In the end, Bill Belichick is paying a heavy price, but it’s only incidentally about the so-called “Deflategate.” It’s about too many people in the game devoutly believing he and his Patriots have committed a long train of abuses; some of them verified, and even admitted, others alleged but never proven, still more merely rumored in what is being termed “a culture of cheating.” In the end, it’s about a mere feather alighting and proving to be the straw that might break the camel’s back.
It’s all rooted in when Mr. Belichick first came to the Patriots after ditching the Jets in a way many disapproved. In St. Louis, they still believe he spied on the Rams’ pre-Soupey preps the year they first won it all. Panthers’ ex-GM Marty Hurney now claims his team’s practices were taped in Houston en route to the Pats’ next Soupey triumph two years later. There was also, of course. “Spygate,” for which many football folks feel he should have been suspended a full year, and the case of the purloined Jets playbook, and the alleged wiretaps, and repeated monkeyshines with the Gillette Stadium communication systems, and the misleading injury reports game after game and year after year. This is only a partial list of the complaints; some petty, admittedly, but some truly troublesome.

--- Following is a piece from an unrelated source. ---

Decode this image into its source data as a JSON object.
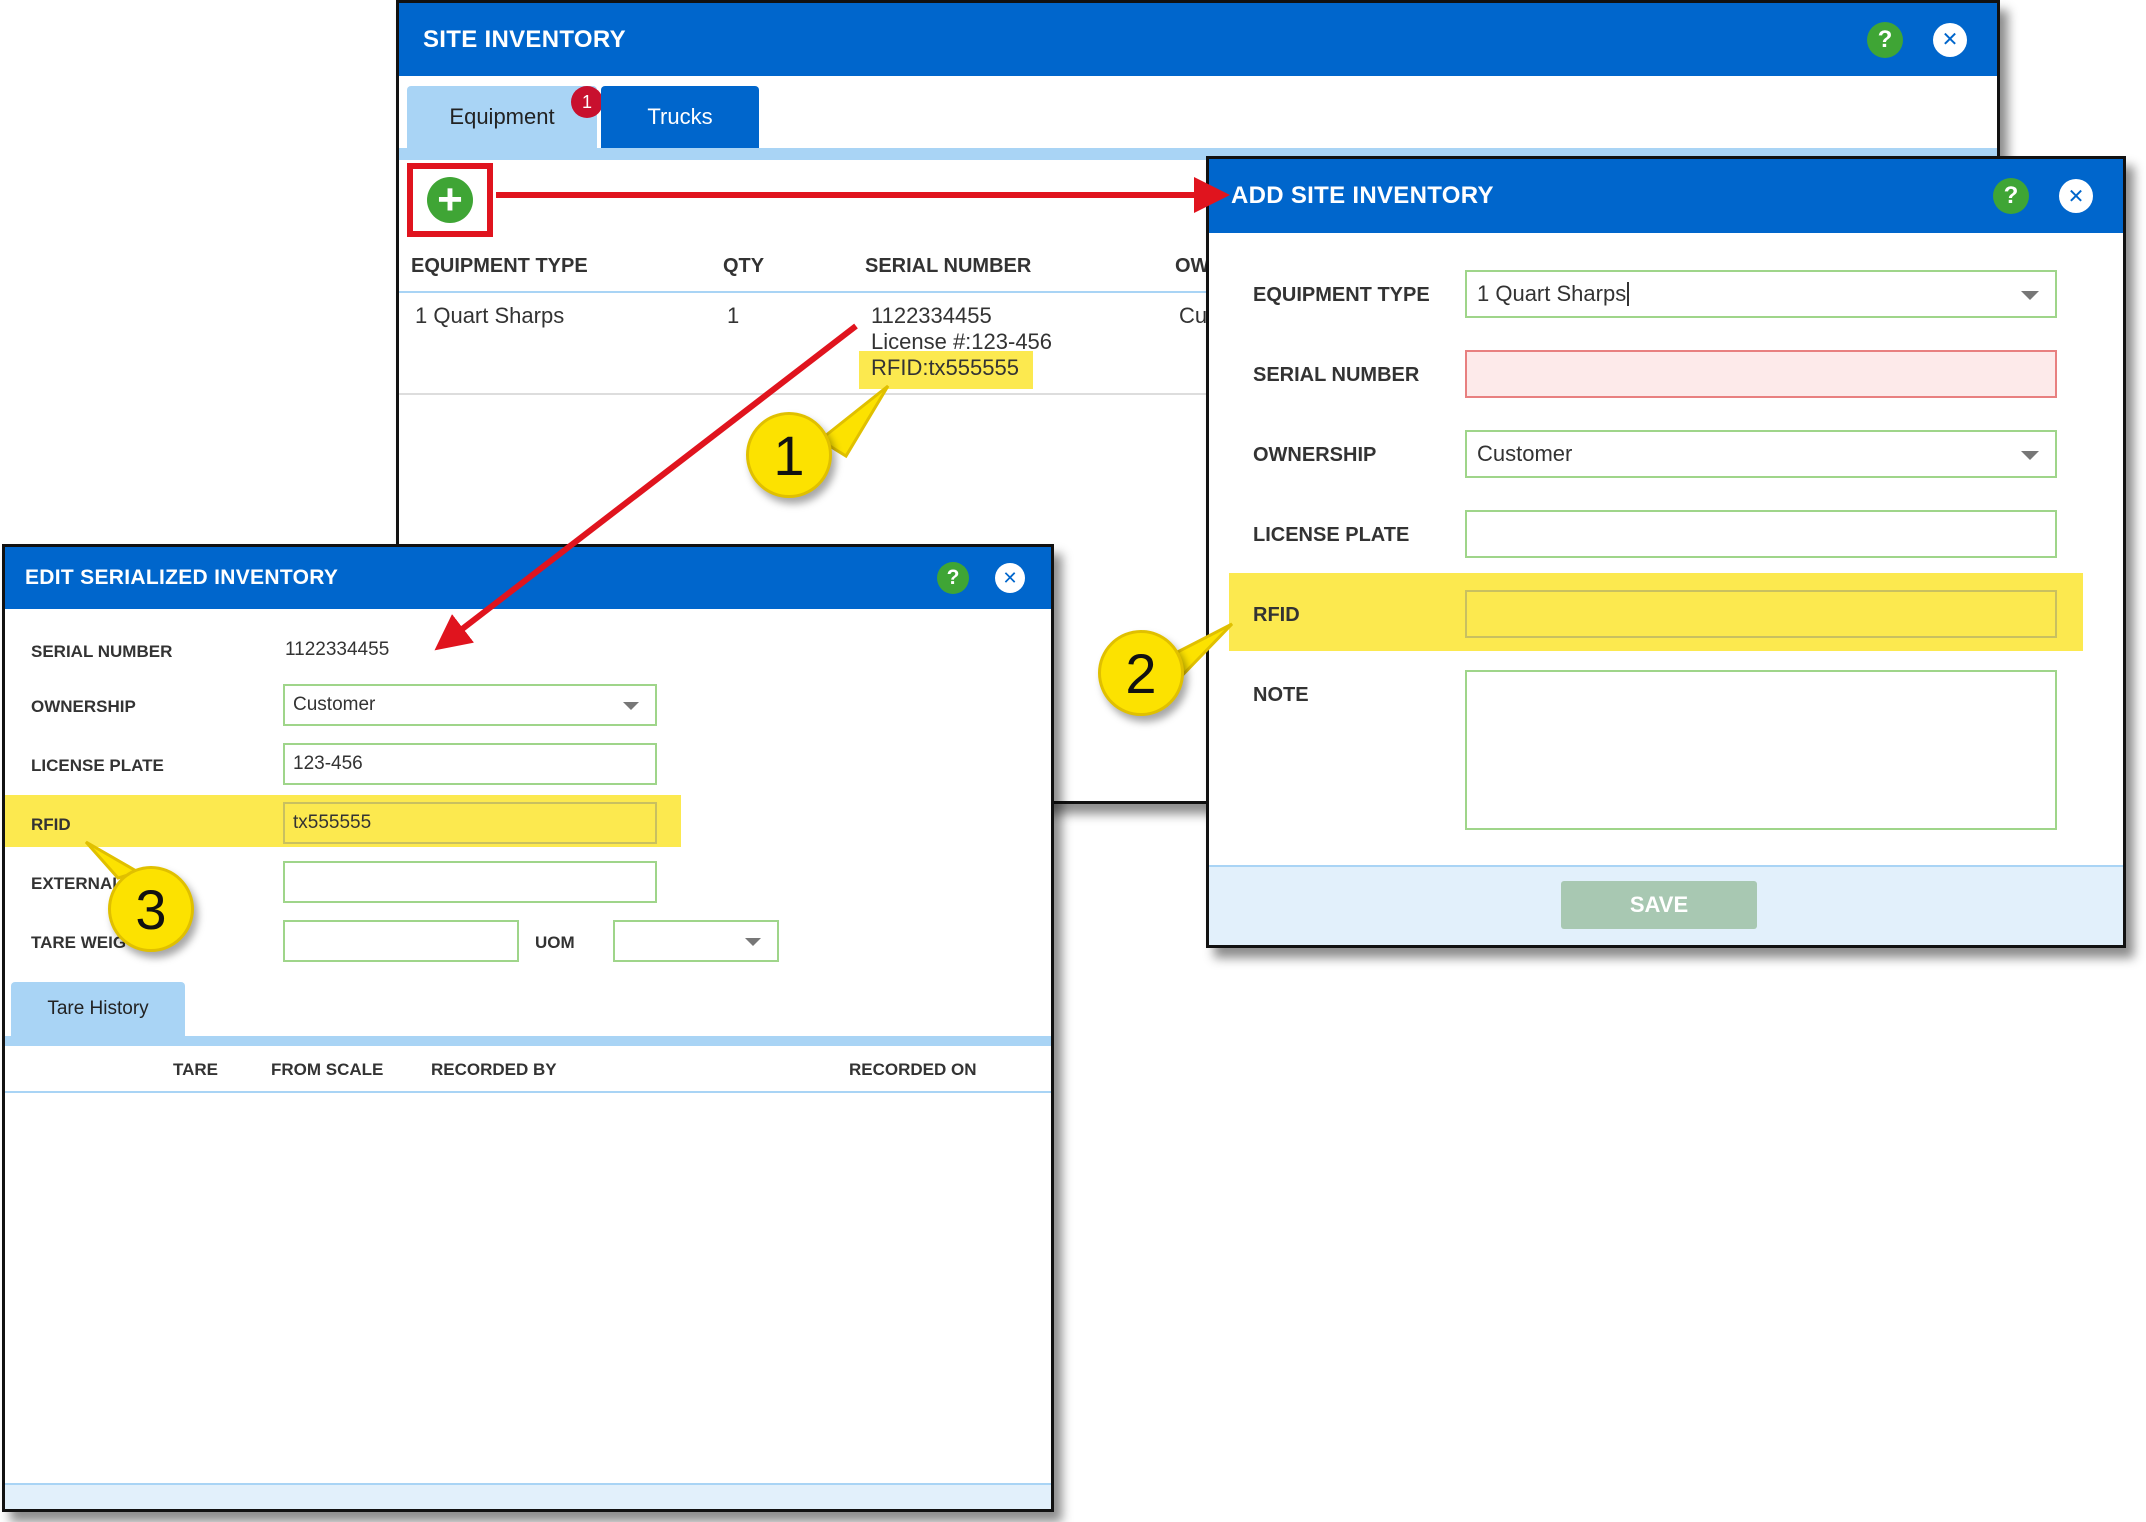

Today, he has the Rooneys in Pittsburgh, high among the game’s most respected clans, annoyed with him over this year’s LaGarrette Blount capers. Many are still grumbling over the substitution schemes he got away with against the Ravens, which likely saved his season, with critics maintaining he once again arrogantly stretched the limits of sportsmanship. Meanwhile, we have the infinitely ugly Aaron Hernandez murder trial luridly on-going. Nobody in this game blames Belichick for Hernandez’s wretched works, but few are surprised this obvious bad actor flourished under Bill’s watch.
How much of it is true? How much of it is valid? How much of it is legend? How much mere envy?
What alone is beyond dispute is the fact that Bill Belichick’s capacity for plausible deniability has become so diminished even something as flimsy as “Deflategate” has the potential to destroy him. Fascinating, is it not? Almost enough to make Soupey itself seem irrelevant.